Islamabad has already cut the size of the biggest Chinese “Silk Road” project in Pakistan, a reconstruction of the main rail line between the port city of Karachi and Peshawar in the northwest by $2 billion, citing government concerns about the country’s debt levels. The changes are part of Islamabad’s efforts to rethink key Belt and Road Initiative projects in Pakistan, to which China has pledged about $60bn in financing.
Trump threatens to ‘devastate’ Turkey’s economy if it attacks Kurds
Washington: US President Donald Trump said that America would “devastate Turkey economically” if the NATO-allied country attacks Kurds in the region. “Starting the long overdue pullout from Syria while hitting the little remaining IS (Islamic State) territorial caliphate hard, and from many directions. Will attack again from existing nearby base if it reforms,” the President tweeted.
“Will devastate Turkey economically if they hit Kurds,” but followed up in a second tweet, “Likewise, do not want the Kurds to provoke Turkey.”
Turkey views some Kurdish groups in the region as terrorist organisations and Kurds make up the majority of US-allied fighters operating in Syria in the civil war against Syrian President Bashar al-Assad`s regime, CNN reported.
It`s a stark threat toward an ally in the region that has partnered with the US in the fight against the IS. CNN reported on Thursday that the first US military ground equipment has been withdrawn from Syria, according to an administration official with direct knowledge of the operation.
Last week, Turkish President Recep Tayyip Erdogan publicly lashed out at US National Security Adviser John Bolton for saying the US withdrawal was contingent upon Ankara`s pledge not to attack US-backed Kurdish fighters in Syria once troops leave.
Bill for delisting Pakistan as major ally tabled in US Congress
WASHINGTON: A bill seeking to remove Pakistan from a list of America’s major non-Nato allies has been introduced in the US Congress, even though the Trump administration enhances its contacts with Islamabad in its pursuit of a peaceful end to the Afghan war.
The resolution — introduced by Congressman Andy Biggs who, like the Trump administration, is a Republican — sets new conditions for future re-designation.
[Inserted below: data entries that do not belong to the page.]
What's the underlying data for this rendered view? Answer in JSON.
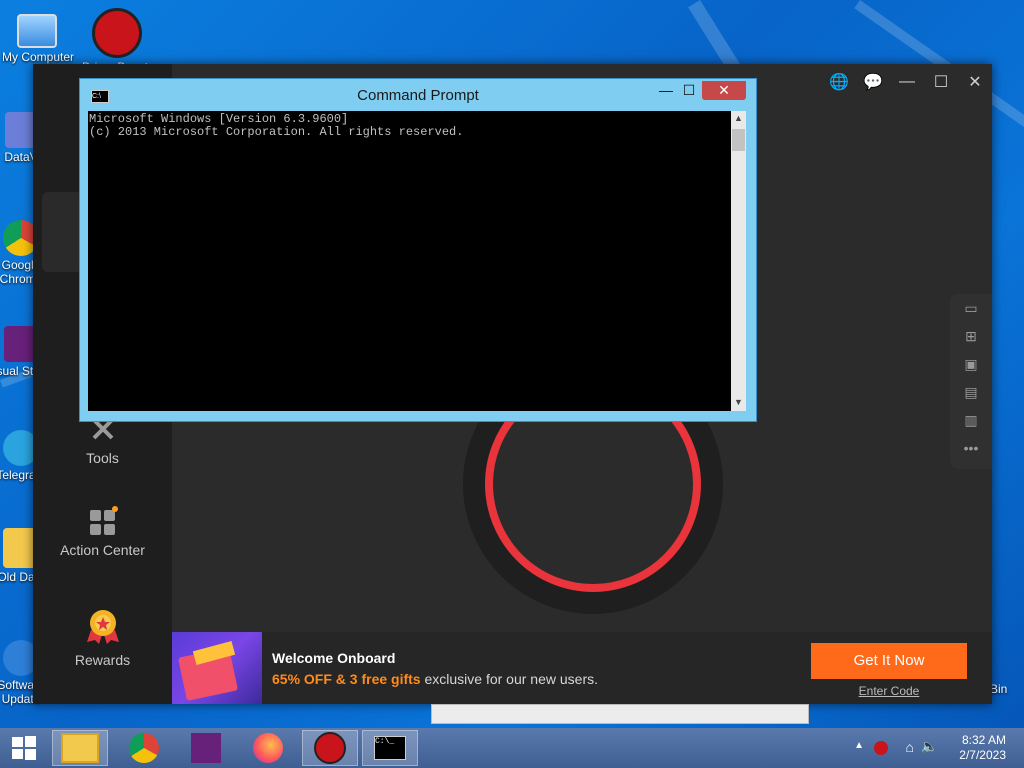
{
  "desktop": {
    "icons": [
      {
        "label": "My Computer"
      },
      {
        "label": "Driver Booster"
      },
      {
        "label": "DataV"
      },
      {
        "label": "Google Chrome"
      },
      {
        "label": "Visual Studio"
      },
      {
        "label": "Telegram"
      },
      {
        "label": "Old Data"
      },
      {
        "label": "Software Update"
      },
      {
        "label": "Bin"
      }
    ]
  },
  "driver_booster": {
    "nav": {
      "tools": "Tools",
      "action_center": "Action Center",
      "rewards": "Rewards"
    },
    "banner": {
      "headline": "Welcome Onboard",
      "offer_highlight": "65% OFF & 3 free gifts",
      "offer_rest": " exclusive for our new users.",
      "cta": "Get It Now",
      "enter_code": "Enter Code"
    }
  },
  "cmd": {
    "title": "Command Prompt",
    "lines": [
      "Microsoft Windows [Version 6.3.9600]",
      "(c) 2013 Microsoft Corporation. All rights reserved."
    ]
  },
  "taskbar": {
    "clock_time": "8:32 AM",
    "clock_date": "2/7/2023"
  }
}
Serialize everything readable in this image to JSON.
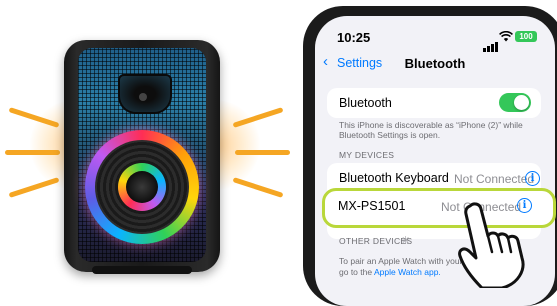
{
  "status_bar": {
    "time": "10:25",
    "battery": "100",
    "icons": [
      "cellular-signal-icon",
      "wifi-icon",
      "battery-icon"
    ]
  },
  "nav": {
    "back_label": "Settings",
    "title": "Bluetooth"
  },
  "bluetooth": {
    "label": "Bluetooth",
    "enabled": true,
    "discoverable_text": "This iPhone is discoverable as “iPhone (2)” while Bluetooth Settings is open."
  },
  "my_devices": {
    "header": "MY DEVICES",
    "items": [
      {
        "name": "Bluetooth Keyboard",
        "status": "Not Connected"
      },
      {
        "name": "MX-PS1501",
        "status": "Not Connected"
      }
    ]
  },
  "other_devices": {
    "header": "OTHER DEVICES",
    "pair_text": "To pair an Apple Watch with your iPhone, go to the",
    "pair_link": "Apple Watch app."
  },
  "colors": {
    "accent": "#007aff",
    "toggle_on": "#34c759",
    "highlight": "#b9d73a",
    "sound_rays": "#f5a623"
  }
}
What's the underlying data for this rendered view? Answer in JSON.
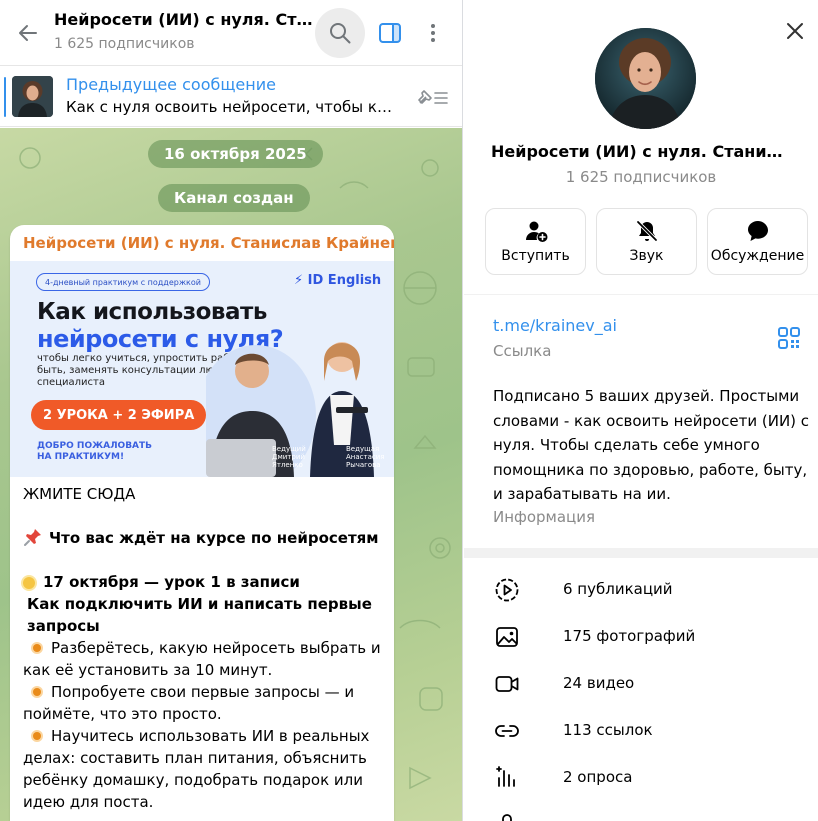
{
  "chat": {
    "title": "Нейросети (ИИ) с нуля. Станислав Крайнев",
    "subscribers": "1 625 подписчиков",
    "pinned": {
      "title": "Предыдущее сообщение",
      "text": "Как с нуля освоить нейросети, чтобы ко..."
    },
    "date_pill": "16 октября 2025",
    "created_pill": "Канал создан",
    "message": {
      "author": "Нейросети (ИИ) с нуля. Станислав Крайнев",
      "promo": {
        "tag": "4-дневный практикум с поддержкой",
        "brand": "ID English",
        "headline_1": "Как использовать",
        "headline_2": "нейросети с нуля?",
        "description": "чтобы легко учиться, упростить работу и быть, заменять консультации любого специалиста",
        "cta": "2 УРОКА + 2 ЭФИРА",
        "welcome": "ДОБРО ПОЖАЛОВАТЬ НА ПРАКТИКУМ!",
        "host_1_role": "Ведущий",
        "host_1_name": "Дмитрий Ятленко",
        "host_2_role": "Ведущая",
        "host_2_name": "Анастасия Рычагова"
      },
      "line_1": "ЖМИТЕ СЮДА",
      "line_2": "Что вас ждёт на курсе по нейросетям",
      "line_3": "17 октября — урок 1 в записи",
      "line_4": "Как подключить ИИ и написать первые запросы",
      "bullet_1": "Разберётесь, какую нейросеть выбрать и как её установить за 10 минут.",
      "bullet_2": "Попробуете свои первые запросы — и поймёте, что это просто.",
      "bullet_3": "Научитесь использовать ИИ в реальных делах: составить план питания, объяснить ребёнку домашку, подобрать подарок или идею для поста."
    }
  },
  "info": {
    "title": "Нейросети (ИИ) с нуля. Станислав Крайнев",
    "subscribers": "1 625 подписчиков",
    "actions": [
      {
        "label": "Вступить",
        "icon": "join-icon"
      },
      {
        "label": "Звук",
        "icon": "mute-bell-icon"
      },
      {
        "label": "Обсуждение",
        "icon": "chat-bubble-icon"
      }
    ],
    "link": "t.me/krainev_ai",
    "link_label": "Ссылка",
    "about": "Подписано 5 ваших друзей. Простыми словами - как освоить нейросети (ИИ) с нуля. Чтобы сделать себе умного помощника по здоровью, работе, быту, и зарабатывать на ии.",
    "about_label": "Информация",
    "media": [
      {
        "label": "6 публикаций",
        "icon": "stories-icon"
      },
      {
        "label": "175 фотографий",
        "icon": "photo-icon"
      },
      {
        "label": "24 видео",
        "icon": "video-icon"
      },
      {
        "label": "113 ссылок",
        "icon": "link-icon"
      },
      {
        "label": "2 опроса",
        "icon": "poll-icon"
      }
    ]
  },
  "colors": {
    "accent": "#3390ec",
    "author": "#e07a2c",
    "wallpaper": "#a9c78f",
    "secondary_text": "#8a8a8a"
  }
}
If a US president desires to put Pakistan back on the list, he or she will have to certify to Congress that Pakistan continues to conduct military operations that are contributing to significantly disrupting the “safe haven and freedom of movement” of the Haqqani Network in the country.
The president also has to certify that Pakistan has shown progress in arresting and prosecuting Haqqani Network’s senior leaders and mid-level operatives.
Take a look: Pakistan has given us nothing but lies and deceit, says US President Donald Trump
The re-designation will require another certification from Congress that Pakistan has taken steps to demonstrate its commitment to preventing the Haqqani Network from using any Pakistani territory as a safe haven and that Pakistan actively cooperates with Afghanistan to restrict the movement of militants along the Afghanistan-Pakistan border.
Known as Resolution H.R. 73, the bill has been sent to the House Foreign Affairs Committee for necessary action.
Mr Biggs, a second-term legislator, has no cosponsor and his move will need a strong support from the Trump administration and the Democratic Party to pass a House dominated by the Democrats.
In recent statements, President Donald Trump has clearly expressed his desire to withdraw at least half of the 14,000 US troops still stationed in Afghanistan.
Senior Democrats — both in and outside Congress — have also said that the United States cannot remain involved in these apparently unending wars in Afghanistan and Syria.
But before an ultimate withdrawal from Afghanistan, the Trump administration wants to ensure that the pullout does not lead to the collapse of the US-backed Afghan government in Kabul.